SolidWorks: Repairing Surfaces
A common issue that occurs when importing a non-native SolidWorks file, is inconsistencies in the surfaces. When working between different CAD systems, data can be lost in translation. A common comparison in the 3D modeling world is thinking of each CAD system as its own language. When trying to translate from one language to the next, some context may be lost or misunderstood.
One common file type that is saved amongst different CAD systems is a step file. When opening a step file, the imported body/bodies will appear in the feature tree. Right click on the body and select “Import Diagnostics” from the menu that appears.
Figure 1: Import Diagnostics
An import diagnostics widow will appear showing the faulty faces/gaps between faces if they occur. If you right-click on any of the faces, you can select the “What’s Wrong?” option, and SolidWorks will provide a brief description from the issue at hand. Some common examples are “General geometry problem” or “Self-intersecting face.”
Figure 2: Faulty Faces

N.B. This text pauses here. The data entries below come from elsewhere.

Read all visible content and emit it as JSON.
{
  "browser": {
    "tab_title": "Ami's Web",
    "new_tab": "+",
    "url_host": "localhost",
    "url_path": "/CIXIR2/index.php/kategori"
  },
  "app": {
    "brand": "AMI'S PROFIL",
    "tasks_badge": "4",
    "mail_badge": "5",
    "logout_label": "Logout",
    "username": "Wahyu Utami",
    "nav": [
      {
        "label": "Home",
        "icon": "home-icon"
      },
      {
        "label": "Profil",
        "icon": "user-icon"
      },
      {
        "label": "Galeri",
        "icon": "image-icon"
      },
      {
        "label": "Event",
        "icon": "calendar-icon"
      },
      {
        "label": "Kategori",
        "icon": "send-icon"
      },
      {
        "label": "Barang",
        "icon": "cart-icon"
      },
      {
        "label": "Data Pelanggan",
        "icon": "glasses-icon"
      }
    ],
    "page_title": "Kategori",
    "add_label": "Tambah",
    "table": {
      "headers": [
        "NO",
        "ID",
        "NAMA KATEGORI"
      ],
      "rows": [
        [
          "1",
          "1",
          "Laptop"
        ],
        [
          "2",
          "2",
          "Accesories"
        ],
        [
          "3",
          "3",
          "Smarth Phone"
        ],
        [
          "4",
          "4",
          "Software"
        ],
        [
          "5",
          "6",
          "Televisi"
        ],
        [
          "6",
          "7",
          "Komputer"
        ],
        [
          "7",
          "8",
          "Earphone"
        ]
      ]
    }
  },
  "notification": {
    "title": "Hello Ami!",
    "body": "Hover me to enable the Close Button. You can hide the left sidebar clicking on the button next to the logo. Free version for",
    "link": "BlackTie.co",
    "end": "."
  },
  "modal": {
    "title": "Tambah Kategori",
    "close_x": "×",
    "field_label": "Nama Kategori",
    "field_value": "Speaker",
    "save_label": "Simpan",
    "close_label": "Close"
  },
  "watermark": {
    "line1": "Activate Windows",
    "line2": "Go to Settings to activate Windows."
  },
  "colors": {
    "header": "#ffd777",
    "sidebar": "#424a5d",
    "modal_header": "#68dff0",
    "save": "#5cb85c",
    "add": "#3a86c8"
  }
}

Next, click the “Attempt to Heal All” button. SolidWorks will then try to find a solution to the problem at hand by solving one face at a time. If you attempt to heal all, and there are still faces that cannot be solved, continue attempting to heal all until the number of faulty faces and gaps quit changing. This will save you time in the long run. Since SolidWorks is attempting to heal one face at a time, this process may take a few tries in order to heal all, because one faulty face may rely on a faces edges that just finished healing. Once the values for faulty faces and gaps between faces quit changing, a common solution is to delete the faulty face at hand, and fill with a surface. Once complete, you should have a repaired model and are in the clear to add features as needed!